-- What you are asked to do --
Pictures are not part of the copy; retype all the records below exactly.
======== Supplied information
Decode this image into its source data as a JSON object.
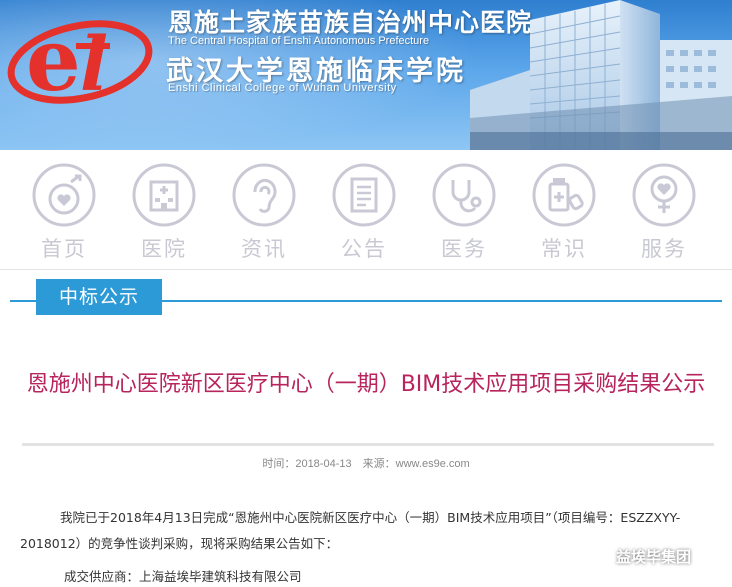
{
  "banner": {
    "logo_name": "e-logo",
    "cn_name": "恩施土家族苗族自治州中心医院",
    "en_name": "The Central Hospital of Enshi Autonomous Prefecture",
    "college_cn": "武汉大学恩施临床学院",
    "college_en": "Enshi Clinical College of Wuhan University",
    "colors": {
      "primary": "#3a8ad9",
      "logo_red": "#e4312b"
    }
  },
  "nav": {
    "items": [
      {
        "label": "首页",
        "icon": "home-heart-icon"
      },
      {
        "label": "医院",
        "icon": "hospital-building-icon"
      },
      {
        "label": "资讯",
        "icon": "ear-icon"
      },
      {
        "label": "公告",
        "icon": "document-icon"
      },
      {
        "label": "医务",
        "icon": "stethoscope-icon"
      },
      {
        "label": "常识",
        "icon": "medicine-bottle-icon"
      },
      {
        "label": "服务",
        "icon": "heart-person-icon"
      }
    ]
  },
  "section": {
    "tab_label": "中标公示",
    "color": "#2b9ad6"
  },
  "article": {
    "title": "恩施州中心医院新区医疗中心（一期）BIM技术应用项目采购结果公示",
    "time_label": "时间：2018-04-13",
    "source_label": "来源：www.es9e.com",
    "paragraph": "我院已于2018年4月13日完成“恩施州中心医院新区医疗中心（一期）BIM技术应用项目”（项目编号：ESZZXYY-2018012）的竞争性谈判采购，现将采购结果公告如下：",
    "supplier": "成交供应商：上海益埃毕建筑科技有限公司",
    "title_color": "#b8245c"
  },
  "watermark": {
    "text": "益埃毕集团",
    "icon": "wechat-icon"
  }
}
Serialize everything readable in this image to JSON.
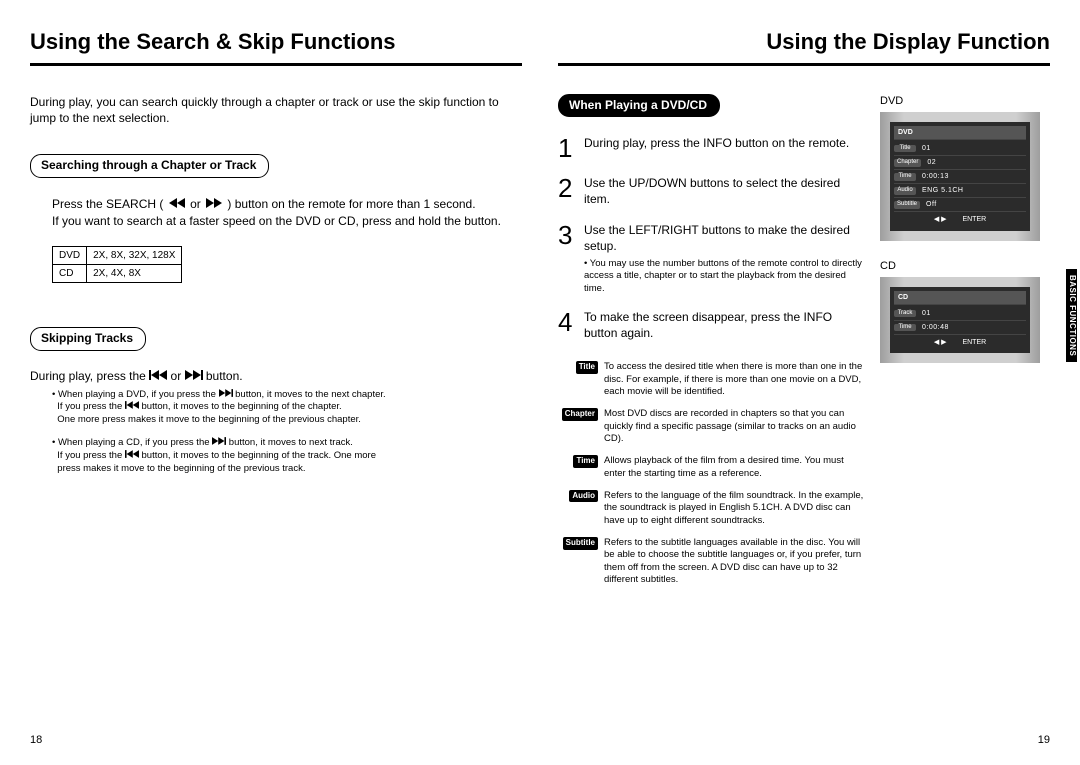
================
-- Answer box --
Decode this image into its source data as a JSON object.
{
  "banner": {
    "logo_name": "e-logo",
    "cn_name": "恩施土家族苗族自治州中心医院",
    "en_name": "The Central Hospital of Enshi Autonomous Prefecture",
    "college_cn": "武汉大学恩施临床学院",
    "college_en": "Enshi Clinical College of Wuhan University",
    "colors": {
      "primary": "#3a8ad9",
      "logo_red": "#e4312b"
    }
  },
  "nav": {
    "items": [
      {
        "label": "首页",
        "icon": "home-heart-icon"
      },
      {
        "label": "医院",
        "icon": "hospital-building-icon"
      },
      {
        "label": "资讯",
        "icon": "ear-icon"
      },
      {
        "label": "公告",
        "icon": "document-icon"
      },
      {
        "label": "医务",
        "icon": "stethoscope-icon"
      },
      {
        "label": "常识",
        "icon": "medicine-bottle-icon"
      },
      {
        "label": "服务",
        "icon": "heart-person-icon"
      }
    ]
  },
  "section": {
    "tab_label": "中标公示",
    "color": "#2b9ad6"
  },
  "article": {
    "title": "恩施州中心医院新区医疗中心（一期）BIM技术应用项目采购结果公示",
    "time_label": "时间：2018-04-13",
    "source_label": "来源：www.es9e.com",
    "paragraph": "我院已于2018年4月13日完成“恩施州中心医院新区医疗中心（一期）BIM技术应用项目”（项目编号：ESZZXYY-2018012）的竞争性谈判采购，现将采购结果公告如下：",
    "supplier": "成交供应商：上海益埃毕建筑科技有限公司",
    "title_color": "#b8245c"
  },
  "watermark": {
    "text": "益埃毕集团",
    "icon": "wechat-icon"
  }
}
Serialize everything readable in this image to JSON.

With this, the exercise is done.